» Assignment:
Check each line below for "sidebar" and report how many have it, nothing else.
___ Extracted information ___
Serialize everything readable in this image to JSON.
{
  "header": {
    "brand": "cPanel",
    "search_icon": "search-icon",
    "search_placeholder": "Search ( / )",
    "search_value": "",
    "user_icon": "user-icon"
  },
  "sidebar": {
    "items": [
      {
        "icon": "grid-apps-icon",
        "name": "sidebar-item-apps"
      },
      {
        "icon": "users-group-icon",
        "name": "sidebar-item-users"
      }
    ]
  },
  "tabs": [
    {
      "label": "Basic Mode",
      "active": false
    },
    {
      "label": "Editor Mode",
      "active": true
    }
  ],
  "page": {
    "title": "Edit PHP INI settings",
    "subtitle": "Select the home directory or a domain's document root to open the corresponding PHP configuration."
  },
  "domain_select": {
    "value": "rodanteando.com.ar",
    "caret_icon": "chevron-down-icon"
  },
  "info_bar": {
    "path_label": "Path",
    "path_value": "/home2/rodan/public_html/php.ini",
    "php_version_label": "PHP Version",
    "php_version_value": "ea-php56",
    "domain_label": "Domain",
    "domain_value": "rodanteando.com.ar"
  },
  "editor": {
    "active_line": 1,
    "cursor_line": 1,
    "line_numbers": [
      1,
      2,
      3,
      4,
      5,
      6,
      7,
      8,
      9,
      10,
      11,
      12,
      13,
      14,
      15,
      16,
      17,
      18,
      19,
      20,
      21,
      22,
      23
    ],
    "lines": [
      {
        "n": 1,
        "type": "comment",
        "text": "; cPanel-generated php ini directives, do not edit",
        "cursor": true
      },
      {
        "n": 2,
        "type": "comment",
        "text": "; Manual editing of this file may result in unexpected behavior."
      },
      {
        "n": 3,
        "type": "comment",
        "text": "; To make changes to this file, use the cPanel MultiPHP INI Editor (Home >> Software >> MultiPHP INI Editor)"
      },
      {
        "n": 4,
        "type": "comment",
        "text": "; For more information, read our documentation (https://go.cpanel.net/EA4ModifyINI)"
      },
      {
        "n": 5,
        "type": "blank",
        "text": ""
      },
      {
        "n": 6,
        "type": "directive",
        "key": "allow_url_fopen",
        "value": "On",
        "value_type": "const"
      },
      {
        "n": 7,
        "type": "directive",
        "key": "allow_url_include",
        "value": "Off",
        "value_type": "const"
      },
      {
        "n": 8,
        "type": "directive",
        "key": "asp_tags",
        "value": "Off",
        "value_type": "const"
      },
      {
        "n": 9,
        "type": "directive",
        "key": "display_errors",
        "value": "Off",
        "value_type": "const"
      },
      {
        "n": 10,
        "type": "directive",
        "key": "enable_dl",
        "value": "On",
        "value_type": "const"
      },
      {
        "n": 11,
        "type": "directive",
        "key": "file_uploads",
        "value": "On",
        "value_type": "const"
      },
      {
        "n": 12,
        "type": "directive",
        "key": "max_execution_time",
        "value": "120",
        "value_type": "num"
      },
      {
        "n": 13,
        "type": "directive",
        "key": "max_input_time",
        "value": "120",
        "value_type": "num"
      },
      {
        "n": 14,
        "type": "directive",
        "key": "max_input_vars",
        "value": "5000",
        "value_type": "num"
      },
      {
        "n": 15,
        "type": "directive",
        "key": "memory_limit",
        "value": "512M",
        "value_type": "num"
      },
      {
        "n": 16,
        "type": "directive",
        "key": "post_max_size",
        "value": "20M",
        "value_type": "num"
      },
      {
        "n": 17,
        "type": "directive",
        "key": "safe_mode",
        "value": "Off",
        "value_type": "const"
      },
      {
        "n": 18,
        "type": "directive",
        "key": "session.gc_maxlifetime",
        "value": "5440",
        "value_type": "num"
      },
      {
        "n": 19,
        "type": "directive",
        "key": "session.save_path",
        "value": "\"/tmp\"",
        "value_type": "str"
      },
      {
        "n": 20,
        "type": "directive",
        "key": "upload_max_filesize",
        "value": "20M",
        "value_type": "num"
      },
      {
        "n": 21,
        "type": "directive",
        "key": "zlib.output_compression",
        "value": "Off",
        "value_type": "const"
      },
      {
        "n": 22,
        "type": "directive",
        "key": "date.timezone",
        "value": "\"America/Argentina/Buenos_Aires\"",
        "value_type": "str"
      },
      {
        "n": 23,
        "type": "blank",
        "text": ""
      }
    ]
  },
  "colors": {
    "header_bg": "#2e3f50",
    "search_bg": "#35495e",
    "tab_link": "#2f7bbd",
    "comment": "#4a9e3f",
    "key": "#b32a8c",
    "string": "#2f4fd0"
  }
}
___
» Task answer:
3